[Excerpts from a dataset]
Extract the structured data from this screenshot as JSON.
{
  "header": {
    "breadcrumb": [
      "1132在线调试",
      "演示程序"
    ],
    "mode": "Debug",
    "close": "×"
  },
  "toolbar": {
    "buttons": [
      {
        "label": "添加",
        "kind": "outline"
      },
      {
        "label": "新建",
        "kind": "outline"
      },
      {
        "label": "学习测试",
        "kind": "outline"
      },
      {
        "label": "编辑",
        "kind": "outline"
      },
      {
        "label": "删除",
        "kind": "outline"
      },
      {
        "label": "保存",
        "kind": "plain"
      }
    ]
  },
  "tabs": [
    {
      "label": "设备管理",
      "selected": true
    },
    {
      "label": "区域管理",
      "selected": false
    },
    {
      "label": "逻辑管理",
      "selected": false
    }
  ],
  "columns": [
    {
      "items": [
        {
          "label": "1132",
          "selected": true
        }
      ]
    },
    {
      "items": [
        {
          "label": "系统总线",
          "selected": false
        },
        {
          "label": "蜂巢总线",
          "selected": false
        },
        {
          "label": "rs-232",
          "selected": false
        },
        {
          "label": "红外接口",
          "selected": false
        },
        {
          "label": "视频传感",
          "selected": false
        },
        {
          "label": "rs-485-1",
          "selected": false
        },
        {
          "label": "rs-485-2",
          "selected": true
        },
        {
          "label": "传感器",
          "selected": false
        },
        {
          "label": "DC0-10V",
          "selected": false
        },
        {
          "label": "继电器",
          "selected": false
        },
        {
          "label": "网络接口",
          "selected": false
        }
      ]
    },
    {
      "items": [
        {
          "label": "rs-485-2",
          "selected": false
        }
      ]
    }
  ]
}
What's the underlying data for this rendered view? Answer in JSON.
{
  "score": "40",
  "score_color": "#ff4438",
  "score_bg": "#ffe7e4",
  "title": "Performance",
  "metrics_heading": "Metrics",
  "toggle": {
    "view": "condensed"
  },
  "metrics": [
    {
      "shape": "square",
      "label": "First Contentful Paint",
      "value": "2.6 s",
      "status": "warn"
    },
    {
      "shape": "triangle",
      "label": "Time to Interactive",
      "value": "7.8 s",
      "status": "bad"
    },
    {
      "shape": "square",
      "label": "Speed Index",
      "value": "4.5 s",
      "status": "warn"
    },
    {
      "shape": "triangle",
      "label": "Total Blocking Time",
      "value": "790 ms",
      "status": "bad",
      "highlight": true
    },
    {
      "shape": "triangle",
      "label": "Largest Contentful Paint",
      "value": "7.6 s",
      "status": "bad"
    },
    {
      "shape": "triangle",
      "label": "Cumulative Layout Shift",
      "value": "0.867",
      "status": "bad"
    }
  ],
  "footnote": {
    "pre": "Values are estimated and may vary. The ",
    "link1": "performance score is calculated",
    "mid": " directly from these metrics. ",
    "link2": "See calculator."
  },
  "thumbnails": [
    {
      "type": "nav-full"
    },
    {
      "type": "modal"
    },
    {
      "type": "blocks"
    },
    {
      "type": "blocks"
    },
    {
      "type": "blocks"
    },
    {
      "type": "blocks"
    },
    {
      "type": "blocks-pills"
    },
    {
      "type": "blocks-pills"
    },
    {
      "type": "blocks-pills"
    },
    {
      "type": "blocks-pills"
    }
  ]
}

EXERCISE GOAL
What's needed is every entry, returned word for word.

WRITTEN REPLY
Extract the structured data from this screenshot as JSON.
{
  "header": {
    "breadcrumb": [
      "1132在线调试",
      "演示程序"
    ],
    "mode": "Debug",
    "close": "×"
  },
  "toolbar": {
    "buttons": [
      {
        "label": "添加",
        "kind": "outline"
      },
      {
        "label": "新建",
        "kind": "outline"
      },
      {
        "label": "学习测试",
        "kind": "outline"
      },
      {
        "label": "编辑",
        "kind": "outline"
      },
      {
        "label": "删除",
        "kind": "outline"
      },
      {
        "label": "保存",
        "kind": "plain"
      }
    ]
  },
  "tabs": [
    {
      "label": "设备管理",
      "selected": true
    },
    {
      "label": "区域管理",
      "selected": false
    },
    {
      "label": "逻辑管理",
      "selected": false
    }
  ],
  "columns": [
    {
      "items": [
        {
          "label": "1132",
          "selected": true
        }
      ]
    },
    {
      "items": [
        {
          "label": "系统总线",
          "selected": false
        },
        {
          "label": "蜂巢总线",
          "selected": false
        },
        {
          "label": "rs-232",
          "selected": false
        },
        {
          "label": "红外接口",
          "selected": false
        },
        {
          "label": "视频传感",
          "selected": false
        },
        {
          "label": "rs-485-1",
          "selected": false
        },
        {
          "label": "rs-485-2",
          "selected": true
        },
        {
          "label": "传感器",
          "selected": false
        },
        {
          "label": "DC0-10V",
          "selected": false
        },
        {
          "label": "继电器",
          "selected": false
        },
        {
          "label": "网络接口",
          "selected": false
        }
      ]
    },
    {
      "items": [
        {
          "label": "rs-485-2",
          "selected": false
        }
      ]
    }
  ]
}
What's the underlying data for this rendered view? Answer in JSON.
{
  "score": "40",
  "score_color": "#ff4438",
  "score_bg": "#ffe7e4",
  "title": "Performance",
  "metrics_heading": "Metrics",
  "toggle": {
    "view": "condensed"
  },
  "metrics": [
    {
      "shape": "square",
      "label": "First Contentful Paint",
      "value": "2.6 s",
      "status": "warn"
    },
    {
      "shape": "triangle",
      "label": "Time to Interactive",
      "value": "7.8 s",
      "status": "bad"
    },
    {
      "shape": "square",
      "label": "Speed Index",
      "value": "4.5 s",
      "status": "warn"
    },
    {
      "shape": "triangle",
      "label": "Total Blocking Time",
      "value": "790 ms",
      "status": "bad",
      "highlight": true
    },
    {
      "shape": "triangle",
      "label": "Largest Contentful Paint",
      "value": "7.6 s",
      "status": "bad"
    },
    {
      "shape": "triangle",
      "label": "Cumulative Layout Shift",
      "value": "0.867",
      "status": "bad"
    }
  ],
  "footnote": {
    "pre": "Values are estimated and may vary. The ",
    "link1": "performance score is calculated",
    "mid": " directly from these metrics. ",
    "link2": "See calculator."
  },
  "thumbnails": [
    {
      "type": "nav-full"
    },
    {
      "type": "modal"
    },
    {
      "type": "blocks"
    },
    {
      "type": "blocks"
    },
    {
      "type": "blocks"
    },
    {
      "type": "blocks"
    },
    {
      "type": "blocks-pills"
    },
    {
      "type": "blocks-pills"
    },
    {
      "type": "blocks-pills"
    },
    {
      "type": "blocks-pills"
    }
  ]
}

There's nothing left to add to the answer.